- Large single blister: If you notice a single large blister close to the pierced hole, then it could be a keloid, an overgrowth of scar tissue. Keloids usually have a tendency to get infected.
- Fever: An infection could manifest through a fever. If your baby develops a fever a few hours or days after ear piercing, then you must take let to the doctor.
Understanding the reasons for infection can help you take precautions to avoid them.
What Causes Pierced Ear Infection?
The pierced hole in the ear is fundamentally a wound, and just like any other wound, it can be prone to infection from a host of bacteria naturally present on the skin or in the air. Several factors that can aggravate the chances of infection:

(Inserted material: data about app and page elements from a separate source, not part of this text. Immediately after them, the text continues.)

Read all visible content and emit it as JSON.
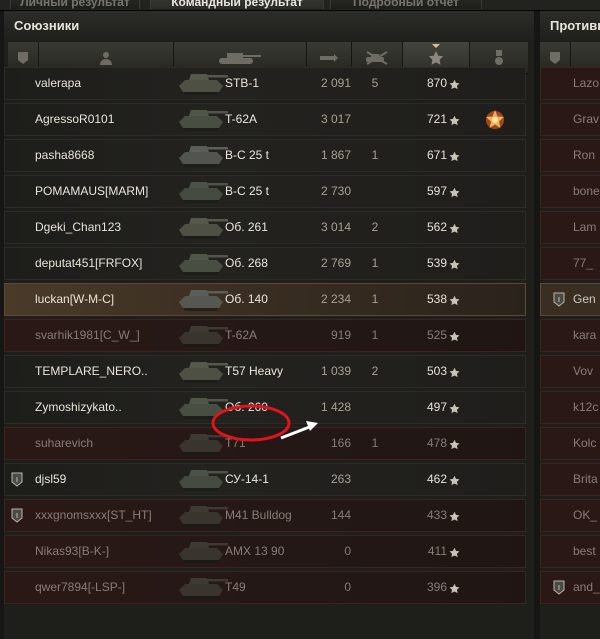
{
  "tabs": [
    {
      "label": "Личный результат",
      "active": false
    },
    {
      "label": "Командный результат",
      "active": true
    },
    {
      "label": "Подробный отчет",
      "active": false
    }
  ],
  "left_panel": {
    "title": "Союзники",
    "columns": [
      "squad-icon",
      "player-icon",
      "tank-icon",
      "damage-icon",
      "frags-icon",
      "experience-star-icon",
      "medal-icon"
    ],
    "sorted_column": "experience-star-icon",
    "rows": [
      {
        "name": "valerapa",
        "tank": "STB-1",
        "damage": "2 091",
        "kills": "5",
        "xp": "870",
        "state": "alive",
        "platoon": "",
        "medal": false
      },
      {
        "name": "AgressoR0101",
        "tank": "T-62A",
        "damage": "3 017",
        "kills": "",
        "xp": "721",
        "state": "alive",
        "platoon": "",
        "medal": true
      },
      {
        "name": "pasha8668",
        "tank": "B-C 25 t",
        "damage": "1 867",
        "kills": "1",
        "xp": "671",
        "state": "alive",
        "platoon": "",
        "medal": false
      },
      {
        "name": "POMAMAUS[MARM]",
        "tank": "B-C 25 t",
        "damage": "2 730",
        "kills": "",
        "xp": "597",
        "state": "alive",
        "platoon": "",
        "medal": false
      },
      {
        "name": "Dgeki_Chan123",
        "tank": "Об. 261",
        "damage": "3 014",
        "kills": "2",
        "xp": "562",
        "state": "alive",
        "platoon": "",
        "medal": false
      },
      {
        "name": "deputat451[FRFOX]",
        "tank": "Об. 268",
        "damage": "2 769",
        "kills": "1",
        "xp": "539",
        "state": "alive",
        "platoon": "",
        "medal": false
      },
      {
        "name": "luckan[W-M-C]",
        "tank": "Об. 140",
        "damage": "2 234",
        "kills": "1",
        "xp": "538",
        "state": "player",
        "platoon": "",
        "medal": false
      },
      {
        "name": "svarhik1981[C_W_]",
        "tank": "T-62A",
        "damage": "919",
        "kills": "1",
        "xp": "525",
        "state": "dead",
        "platoon": "",
        "medal": false
      },
      {
        "name": "TEMPLARE_NERO..",
        "tank": "T57 Heavy",
        "damage": "1 039",
        "kills": "2",
        "xp": "503",
        "state": "alive",
        "platoon": "",
        "medal": false
      },
      {
        "name": "Zymoshizykato..",
        "tank": "Об. 260",
        "damage": "1 428",
        "kills": "",
        "xp": "497",
        "state": "alive",
        "platoon": "",
        "medal": false
      },
      {
        "name": "suharevich",
        "tank": "T71",
        "damage": "166",
        "kills": "1",
        "xp": "478",
        "state": "dead",
        "platoon": "",
        "medal": false
      },
      {
        "name": "djsl59",
        "tank": "СУ-14-1",
        "damage": "263",
        "kills": "",
        "xp": "462",
        "state": "alive",
        "platoon": "I",
        "medal": false
      },
      {
        "name": "xxxgnomsxxx[ST_HT]",
        "tank": "M41 Bulldog",
        "damage": "144",
        "kills": "",
        "xp": "433",
        "state": "dead",
        "platoon": "I",
        "medal": false
      },
      {
        "name": "Nikas93[B-K-]",
        "tank": "AMX 13 90",
        "damage": "0",
        "kills": "",
        "xp": "411",
        "state": "dead",
        "platoon": "",
        "medal": false
      },
      {
        "name": "qwer7894[-LSP-]",
        "tank": "T49",
        "damage": "0",
        "kills": "",
        "xp": "396",
        "state": "dead",
        "platoon": "",
        "medal": false
      }
    ]
  },
  "right_panel": {
    "title": "Противн",
    "rows": [
      {
        "name": "Lazo",
        "state": "dead",
        "platoon": ""
      },
      {
        "name": "Grav",
        "state": "dead",
        "platoon": ""
      },
      {
        "name": "Ron",
        "state": "dead",
        "platoon": ""
      },
      {
        "name": "bone",
        "state": "dead",
        "platoon": ""
      },
      {
        "name": "Lam",
        "state": "dead",
        "platoon": ""
      },
      {
        "name": "77_",
        "state": "dead",
        "platoon": ""
      },
      {
        "name": "Gen",
        "state": "player",
        "platoon": "I"
      },
      {
        "name": "kara",
        "state": "dead",
        "platoon": ""
      },
      {
        "name": "Vov",
        "state": "dead",
        "platoon": ""
      },
      {
        "name": "k12c",
        "state": "dead",
        "platoon": ""
      },
      {
        "name": "Kolc",
        "state": "dead",
        "platoon": ""
      },
      {
        "name": "Brita",
        "state": "dead",
        "platoon": ""
      },
      {
        "name": "OK_",
        "state": "dead",
        "platoon": ""
      },
      {
        "name": "best",
        "state": "dead",
        "platoon": ""
      },
      {
        "name": "and_",
        "state": "dead",
        "platoon": "I"
      }
    ]
  },
  "annotation": {
    "color": "#e0141a",
    "highlighted_tank": "Об. 260"
  }
}
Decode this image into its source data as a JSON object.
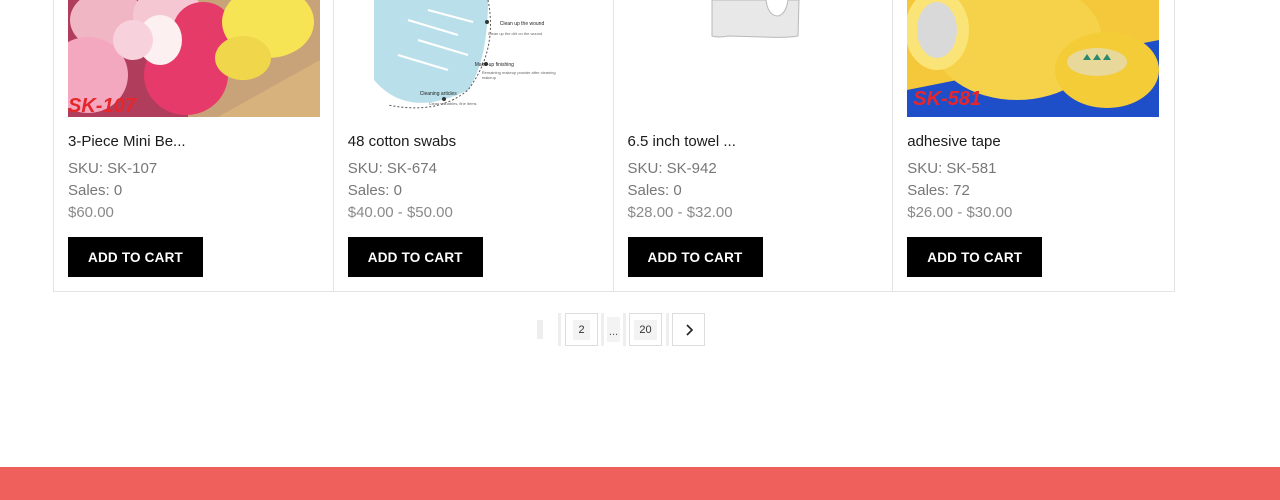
{
  "products": [
    {
      "title": "3-Piece Mini Be...",
      "sku": "SKU: SK-107",
      "sales": "Sales: 0",
      "price": "$60.00",
      "image_label": "SK-107",
      "cart_label": "ADD TO CART"
    },
    {
      "title": "48 cotton swabs",
      "sku": "SKU: SK-674",
      "sales": "Sales: 0",
      "price": "$40.00 - $50.00",
      "image_lines": [
        "Clean up the wound",
        "Clean up the dirt on the wound",
        "Make-up finishing",
        "Remaining makeup powder after cleaning makeup",
        "Cleaning articles",
        "Clean valuables, fine items"
      ],
      "cart_label": "ADD TO CART"
    },
    {
      "title": "6.5 inch towel ...",
      "sku": "SKU: SK-942",
      "sales": "Sales: 0",
      "price": "$28.00 - $32.00",
      "cart_label": "ADD TO CART"
    },
    {
      "title": "adhesive tape",
      "sku": "SKU: SK-581",
      "sales": "Sales: 72",
      "price": "$26.00 - $30.00",
      "image_label": "SK-581",
      "cart_label": "ADD TO CART"
    }
  ],
  "pagination": {
    "page_2": "2",
    "ellipsis": "...",
    "page_last": "20",
    "next_icon": "chevron-right-icon"
  },
  "colors": {
    "footer": "#ef5f5c",
    "button_bg": "#000000",
    "sku_label_red": "#e8262a"
  }
}
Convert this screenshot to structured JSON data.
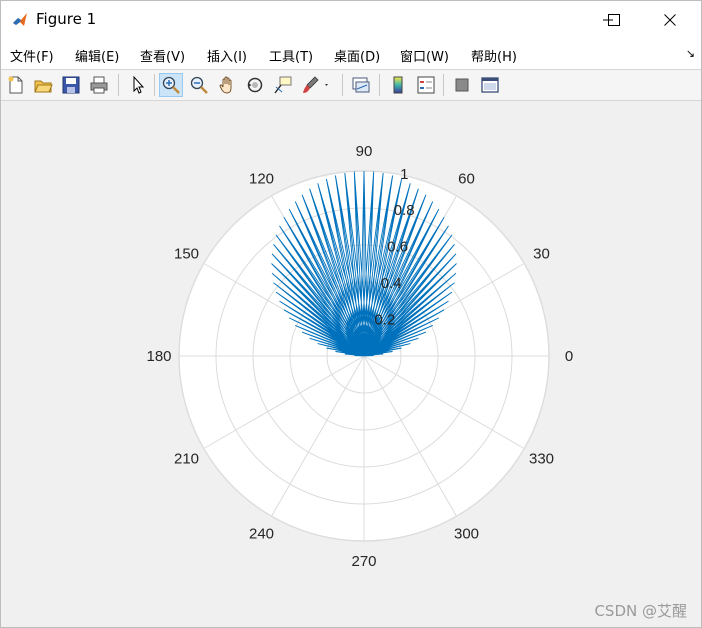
{
  "window": {
    "title": "Figure 1",
    "minimize_label": "—",
    "maximize_label": "☐",
    "close_label": "✕"
  },
  "menu": {
    "items": [
      {
        "label": "文件(F)"
      },
      {
        "label": "编辑(E)"
      },
      {
        "label": "查看(V)"
      },
      {
        "label": "插入(I)"
      },
      {
        "label": "工具(T)"
      },
      {
        "label": "桌面(D)"
      },
      {
        "label": "窗口(W)"
      },
      {
        "label": "帮助(H)"
      }
    ],
    "dock_arrow": "↘"
  },
  "toolbar": {
    "buttons": [
      {
        "icon": "new-figure-icon"
      },
      {
        "icon": "open-file-icon"
      },
      {
        "icon": "save-icon"
      },
      {
        "icon": "print-icon"
      },
      {
        "icon": "edit-plot-icon"
      },
      {
        "icon": "zoom-in-icon",
        "active": true
      },
      {
        "icon": "zoom-out-icon"
      },
      {
        "icon": "pan-icon"
      },
      {
        "icon": "rotate-3d-icon"
      },
      {
        "icon": "data-cursor-icon"
      },
      {
        "icon": "brush-icon"
      },
      {
        "icon": "link-plot-icon"
      },
      {
        "icon": "insert-colorbar-icon"
      },
      {
        "icon": "insert-legend-icon"
      },
      {
        "icon": "hide-plot-tools-icon"
      },
      {
        "icon": "show-plot-tools-icon"
      }
    ]
  },
  "chart_data": {
    "type": "line",
    "coordinate_system": "polar",
    "theta_unit": "degrees",
    "r_formula_description": "rose-like star trace: samples alternate between r = sin(theta) and r = 0",
    "theta_samples_deg": [
      0,
      3,
      6,
      9,
      12,
      15,
      18,
      21,
      24,
      27,
      30,
      33,
      36,
      39,
      42,
      45,
      48,
      51,
      54,
      57,
      60,
      63,
      66,
      69,
      72,
      75,
      78,
      81,
      84,
      87,
      90,
      93,
      96,
      99,
      102,
      105,
      108,
      111,
      114,
      117,
      120,
      123,
      126,
      129,
      132,
      135,
      138,
      141,
      144,
      147,
      150,
      153,
      156,
      159,
      162,
      165,
      168,
      171,
      174,
      177,
      180
    ],
    "r_envelope": "sin(theta)",
    "rlim": [
      0,
      1
    ],
    "r_ticks": [
      "0.2",
      "0.4",
      "0.6",
      "0.8",
      "1"
    ],
    "theta_ticks": [
      "0",
      "30",
      "60",
      "90",
      "120",
      "150",
      "180",
      "210",
      "240",
      "270",
      "300",
      "330"
    ],
    "grid": true,
    "line_color": "#0072bd",
    "grid_color": "#dcdcdc",
    "series": [
      {
        "values_note": "star pattern inside circle of diameter 1 above origin"
      }
    ]
  },
  "watermark": "CSDN @艾醒"
}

- Poor maintenance of the pierced area: This includes not swapping the earrings or not cleaning them properly in case you swap them. Infection also happens if you fail to apply the disinfectant.
- Exposing the baby to bacteria: Bacteria is found everywhere from the dust found at home to the park the little one goes to play. If you do not take the necessary measures to prevent exposure, then the piercing may get infected.
- Tight, uncomfortable earrings: Tight earrings press the hole tightly, slowing down the healing process. Also, it restricts air circulation around that area.
- Constant tugging at the ears: If your child tugs the ears, then it can cause an accidental laceration of the piercing, which can get infected.
- Even if all the instructions are followed there is always a risk of infection if the skin is pierced. Do not postpone getting help if there is infection. Let your healthcare worker assess if you are worried.
Your baby looks beautiful with those pretty earrings and you will not want that beauty to be disturbed by an infection. So, what can you do about it?
How Should I Treat The Infection?
If you suspect an infection, then apply some disinfectant using a cotton swab and take your baby to the doctor. Do not attempt to treat the infection on your own. Certain remedies, such as hot compresses or running saline water on the ear, work for adults but can be harmful to the delicate skin of the baby. You may unintentionally compound the infection. A medical professional is the right person to assess the infection and give the relevant medication. For most mild infections good cleaning and a topical antibiotic ointment will be enough to treat. In some cases, oral antibiotics and/ or other treatments might be needed.
Now that you know when to pierce a baby’s ears, prepare your child for the activity in advance. If your child is old enough to understand the process, it may help to involve them in choosing an earring. Ensure only to get the process done by a certified piercer or a medical professional trained in pediatric piercings. Follow the safety precautions to prevent the spread of any infection. Proper care is essential for healing your child’s ear sooner. You could then focus on finding the right earring to make your little one appear more adorable.
Infographic: General Care For Pierced Ears
Having a pierced ear requires long-term attention and care. It involves occasional cleaning and other protective measures to prevent the piercing from getting infected or pus-filled. So keep this infographic handy and note down the tips to maintain a healthy ear piercing for your baby.
- Avoiding Infection After Ear Piercing
- Ear Piercing For Kids: Safety Tips From a Pediatrician
- The Risks of Infant Ear Piercing
- Joshua E. Lane, et al., (2005), Relationship Between Age of Ear Piercing and Keloid Formation.
et al. (2005) Relationship Between Age of Ear Piercing and Keloid Formation.
- Pierced Ears.
- Body Piercing.
- F Cetta et al. (1999) Piercing and tattooing in patients with congenital heart disease: patient and physician perspectives.